▶ _TASK ITEM_
Repeat back the listing below, word for word and in full.

▶ _INPUT_
====================

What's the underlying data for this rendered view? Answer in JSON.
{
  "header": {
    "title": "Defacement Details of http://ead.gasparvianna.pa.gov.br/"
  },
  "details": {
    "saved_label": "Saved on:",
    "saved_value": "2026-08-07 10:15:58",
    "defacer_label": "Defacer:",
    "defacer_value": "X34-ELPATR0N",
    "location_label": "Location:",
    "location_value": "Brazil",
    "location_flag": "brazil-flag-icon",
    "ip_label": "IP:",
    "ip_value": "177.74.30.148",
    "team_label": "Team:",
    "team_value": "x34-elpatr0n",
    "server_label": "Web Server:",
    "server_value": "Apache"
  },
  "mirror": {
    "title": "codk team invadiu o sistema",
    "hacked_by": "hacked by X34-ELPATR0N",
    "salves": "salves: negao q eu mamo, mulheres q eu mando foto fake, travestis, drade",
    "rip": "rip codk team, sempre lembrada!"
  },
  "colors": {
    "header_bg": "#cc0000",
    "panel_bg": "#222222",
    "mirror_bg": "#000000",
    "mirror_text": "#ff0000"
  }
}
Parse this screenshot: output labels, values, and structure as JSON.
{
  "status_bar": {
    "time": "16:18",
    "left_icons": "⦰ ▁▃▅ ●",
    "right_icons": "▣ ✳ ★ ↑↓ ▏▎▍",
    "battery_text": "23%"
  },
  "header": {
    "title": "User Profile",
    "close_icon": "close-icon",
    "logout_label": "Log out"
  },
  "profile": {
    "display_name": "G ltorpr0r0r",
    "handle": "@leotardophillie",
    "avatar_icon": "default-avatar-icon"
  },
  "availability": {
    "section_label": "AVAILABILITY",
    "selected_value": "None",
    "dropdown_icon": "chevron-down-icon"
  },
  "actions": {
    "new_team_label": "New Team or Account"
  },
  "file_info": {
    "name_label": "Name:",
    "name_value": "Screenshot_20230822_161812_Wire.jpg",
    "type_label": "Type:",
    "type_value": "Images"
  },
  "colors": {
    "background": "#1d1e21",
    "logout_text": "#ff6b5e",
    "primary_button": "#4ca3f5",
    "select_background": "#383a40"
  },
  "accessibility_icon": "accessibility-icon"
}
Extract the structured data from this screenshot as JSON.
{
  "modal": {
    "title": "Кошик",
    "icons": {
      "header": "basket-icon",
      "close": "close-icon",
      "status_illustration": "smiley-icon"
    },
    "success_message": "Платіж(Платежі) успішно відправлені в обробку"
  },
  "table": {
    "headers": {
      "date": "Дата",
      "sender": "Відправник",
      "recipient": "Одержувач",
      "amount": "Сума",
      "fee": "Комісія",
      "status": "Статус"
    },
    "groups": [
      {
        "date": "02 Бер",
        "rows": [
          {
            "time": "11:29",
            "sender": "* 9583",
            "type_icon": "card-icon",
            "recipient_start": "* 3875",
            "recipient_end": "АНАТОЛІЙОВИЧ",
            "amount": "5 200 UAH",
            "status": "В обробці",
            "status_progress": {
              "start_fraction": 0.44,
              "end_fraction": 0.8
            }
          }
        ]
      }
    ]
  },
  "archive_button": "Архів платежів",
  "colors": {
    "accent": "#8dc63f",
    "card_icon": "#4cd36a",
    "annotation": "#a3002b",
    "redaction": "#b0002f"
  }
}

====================

▶ _WRITTEN ANSWER_
What's the underlying data for this rendered view? Answer in JSON.
{
  "header": {
    "title": "Defacement Details of http://ead.gasparvianna.pa.gov.br/"
  },
  "details": {
    "saved_label": "Saved on:",
    "saved_value": "2026-08-07 10:15:58",
    "defacer_label": "Defacer:",
    "defacer_value": "X34-ELPATR0N",
    "location_label": "Location:",
    "location_value": "Brazil",
    "location_flag": "brazil-flag-icon",
    "ip_label": "IP:",
    "ip_value": "177.74.30.148",
    "team_label": "Team:",
    "team_value": "x34-elpatr0n",
    "server_label": "Web Server:",
    "server_value": "Apache"
  },
  "mirror": {
    "title": "codk team invadiu o sistema",
    "hacked_by": "hacked by X34-ELPATR0N",
    "salves": "salves: negao q eu mamo, mulheres q eu mando foto fake, travestis, drade",
    "rip": "rip codk team, sempre lembrada!"
  },
  "colors": {
    "header_bg": "#cc0000",
    "panel_bg": "#222222",
    "mirror_bg": "#000000",
    "mirror_text": "#ff0000"
  }
}
Parse this screenshot: output labels, values, and structure as JSON.
{
  "status_bar": {
    "time": "16:18",
    "left_icons": "⦰ ▁▃▅ ●",
    "right_icons": "▣ ✳ ★ ↑↓ ▏▎▍",
    "battery_text": "23%"
  },
  "header": {
    "title": "User Profile",
    "close_icon": "close-icon",
    "logout_label": "Log out"
  },
  "profile": {
    "display_name": "G ltorpr0r0r",
    "handle": "@leotardophillie",
    "avatar_icon": "default-avatar-icon"
  },
  "availability": {
    "section_label": "AVAILABILITY",
    "selected_value": "None",
    "dropdown_icon": "chevron-down-icon"
  },
  "actions": {
    "new_team_label": "New Team or Account"
  },
  "file_info": {
    "name_label": "Name:",
    "name_value": "Screenshot_20230822_161812_Wire.jpg",
    "type_label": "Type:",
    "type_value": "Images"
  },
  "colors": {
    "background": "#1d1e21",
    "logout_text": "#ff6b5e",
    "primary_button": "#4ca3f5",
    "select_background": "#383a40"
  },
  "accessibility_icon": "accessibility-icon"
}
Extract the structured data from this screenshot as JSON.
{
  "modal": {
    "title": "Кошик",
    "icons": {
      "header": "basket-icon",
      "close": "close-icon",
      "status_illustration": "smiley-icon"
    },
    "success_message": "Платіж(Платежі) успішно відправлені в обробку"
  },
  "table": {
    "headers": {
      "date": "Дата",
      "sender": "Відправник",
      "recipient": "Одержувач",
      "amount": "Сума",
      "fee": "Комісія",
      "status": "Статус"
    },
    "groups": [
      {
        "date": "02 Бер",
        "rows": [
          {
            "time": "11:29",
            "sender": "* 9583",
            "type_icon": "card-icon",
            "recipient_start": "* 3875",
            "recipient_end": "АНАТОЛІЙОВИЧ",
            "amount": "5 200 UAH",
            "status": "В обробці",
            "status_progress": {
              "start_fraction": 0.44,
              "end_fraction": 0.8
            }
          }
        ]
      }
    ]
  },
  "archive_button": "Архів платежів",
  "colors": {
    "accent": "#8dc63f",
    "card_icon": "#4cd36a",
    "annotation": "#a3002b",
    "redaction": "#b0002f"
  }
}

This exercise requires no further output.